─── Records supplied

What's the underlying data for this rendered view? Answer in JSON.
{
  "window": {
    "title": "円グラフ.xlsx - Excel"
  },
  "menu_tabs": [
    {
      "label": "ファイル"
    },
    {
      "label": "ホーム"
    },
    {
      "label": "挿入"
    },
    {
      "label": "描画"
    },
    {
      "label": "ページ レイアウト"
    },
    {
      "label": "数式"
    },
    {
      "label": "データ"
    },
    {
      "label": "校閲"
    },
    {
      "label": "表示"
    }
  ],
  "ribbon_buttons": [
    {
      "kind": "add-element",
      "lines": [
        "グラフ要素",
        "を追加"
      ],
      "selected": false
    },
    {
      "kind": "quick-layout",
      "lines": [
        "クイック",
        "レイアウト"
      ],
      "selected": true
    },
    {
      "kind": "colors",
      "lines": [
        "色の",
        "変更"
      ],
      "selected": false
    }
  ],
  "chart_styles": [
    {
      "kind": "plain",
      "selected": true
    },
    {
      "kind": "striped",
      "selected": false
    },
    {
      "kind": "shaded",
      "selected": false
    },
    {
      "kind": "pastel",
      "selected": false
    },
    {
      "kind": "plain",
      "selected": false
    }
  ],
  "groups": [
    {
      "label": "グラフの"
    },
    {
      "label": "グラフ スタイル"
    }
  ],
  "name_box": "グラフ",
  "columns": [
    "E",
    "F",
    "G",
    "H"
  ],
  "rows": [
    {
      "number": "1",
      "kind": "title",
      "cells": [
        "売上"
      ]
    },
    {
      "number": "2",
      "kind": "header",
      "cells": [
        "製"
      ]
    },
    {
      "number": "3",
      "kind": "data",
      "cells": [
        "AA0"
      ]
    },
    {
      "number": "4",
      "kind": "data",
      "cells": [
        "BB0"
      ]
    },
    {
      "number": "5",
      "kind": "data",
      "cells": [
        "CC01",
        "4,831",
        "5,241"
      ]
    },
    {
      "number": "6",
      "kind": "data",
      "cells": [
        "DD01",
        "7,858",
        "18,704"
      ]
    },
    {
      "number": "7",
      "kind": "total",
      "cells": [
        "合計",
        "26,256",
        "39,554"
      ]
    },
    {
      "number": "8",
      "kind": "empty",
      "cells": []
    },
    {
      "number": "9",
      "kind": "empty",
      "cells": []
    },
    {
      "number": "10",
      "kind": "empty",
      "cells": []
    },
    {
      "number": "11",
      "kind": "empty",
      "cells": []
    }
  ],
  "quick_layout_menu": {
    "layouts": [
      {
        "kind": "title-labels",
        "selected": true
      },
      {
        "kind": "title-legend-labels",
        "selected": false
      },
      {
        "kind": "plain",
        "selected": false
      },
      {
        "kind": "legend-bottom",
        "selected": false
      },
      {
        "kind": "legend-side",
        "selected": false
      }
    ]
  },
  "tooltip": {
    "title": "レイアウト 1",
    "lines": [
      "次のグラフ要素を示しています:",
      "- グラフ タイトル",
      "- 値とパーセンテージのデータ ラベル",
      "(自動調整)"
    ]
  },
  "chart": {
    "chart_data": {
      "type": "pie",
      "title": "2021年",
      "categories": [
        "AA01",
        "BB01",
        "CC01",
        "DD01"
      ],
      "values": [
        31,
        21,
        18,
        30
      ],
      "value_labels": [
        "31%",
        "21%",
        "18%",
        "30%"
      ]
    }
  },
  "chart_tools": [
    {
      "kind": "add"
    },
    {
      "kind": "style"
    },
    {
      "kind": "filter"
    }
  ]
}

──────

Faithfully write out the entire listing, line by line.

[Expected answer]
What's the underlying data for this rendered view? Answer in JSON.
{
  "window": {
    "title": "円グラフ.xlsx - Excel"
  },
  "menu_tabs": [
    {
      "label": "ファイル"
    },
    {
      "label": "ホーム"
    },
    {
      "label": "挿入"
    },
    {
      "label": "描画"
    },
    {
      "label": "ページ レイアウト"
    },
    {
      "label": "数式"
    },
    {
      "label": "データ"
    },
    {
      "label": "校閲"
    },
    {
      "label": "表示"
    }
  ],
  "ribbon_buttons": [
    {
      "kind": "add-element",
      "lines": [
        "グラフ要素",
        "を追加"
      ],
      "selected": false
    },
    {
      "kind": "quick-layout",
      "lines": [
        "クイック",
        "レイアウト"
      ],
      "selected": true
    },
    {
      "kind": "colors",
      "lines": [
        "色の",
        "変更"
      ],
      "selected": false
    }
  ],
  "chart_styles": [
    {
      "kind": "plain",
      "selected": true
    },
    {
      "kind": "striped",
      "selected": false
    },
    {
      "kind": "shaded",
      "selected": false
    },
    {
      "kind": "pastel",
      "selected": false
    },
    {
      "kind": "plain",
      "selected": false
    }
  ],
  "groups": [
    {
      "label": "グラフの"
    },
    {
      "label": "グラフ スタイル"
    }
  ],
  "name_box": "グラフ",
  "columns": [
    "E",
    "F",
    "G",
    "H"
  ],
  "rows": [
    {
      "number": "1",
      "kind": "title",
      "cells": [
        "売上"
      ]
    },
    {
      "number": "2",
      "kind": "header",
      "cells": [
        "製"
      ]
    },
    {
      "number": "3",
      "kind": "data",
      "cells": [
        "AA0"
      ]
    },
    {
      "number": "4",
      "kind": "data",
      "cells": [
        "BB0"
      ]
    },
    {
      "number": "5",
      "kind": "data",
      "cells": [
        "CC01",
        "4,831",
        "5,241"
      ]
    },
    {
      "number": "6",
      "kind": "data",
      "cells": [
        "DD01",
        "7,858",
        "18,704"
      ]
    },
    {
      "number": "7",
      "kind": "total",
      "cells": [
        "合計",
        "26,256",
        "39,554"
      ]
    },
    {
      "number": "8",
      "kind": "empty",
      "cells": []
    },
    {
      "number": "9",
      "kind": "empty",
      "cells": []
    },
    {
      "number": "10",
      "kind": "empty",
      "cells": []
    },
    {
      "number": "11",
      "kind": "empty",
      "cells": []
    }
  ],
  "quick_layout_menu": {
    "layouts": [
      {
        "kind": "title-labels",
        "selected": true
      },
      {
        "kind": "title-legend-labels",
        "selected": false
      },
      {
        "kind": "plain",
        "selected": false
      },
      {
        "kind": "legend-bottom",
        "selected": false
      },
      {
        "kind": "legend-side",
        "selected": false
      }
    ]
  },
  "tooltip": {
    "title": "レイアウト 1",
    "lines": [
      "次のグラフ要素を示しています:",
      "- グラフ タイトル",
      "- 値とパーセンテージのデータ ラベル",
      "(自動調整)"
    ]
  },
  "chart": {
    "chart_data": {
      "type": "pie",
      "title": "2021年",
      "categories": [
        "AA01",
        "BB01",
        "CC01",
        "DD01"
      ],
      "values": [
        31,
        21,
        18,
        30
      ],
      "value_labels": [
        "31%",
        "21%",
        "18%",
        "30%"
      ]
    }
  },
  "chart_tools": [
    {
      "kind": "add"
    },
    {
      "kind": "style"
    },
    {
      "kind": "filter"
    }
  ]
}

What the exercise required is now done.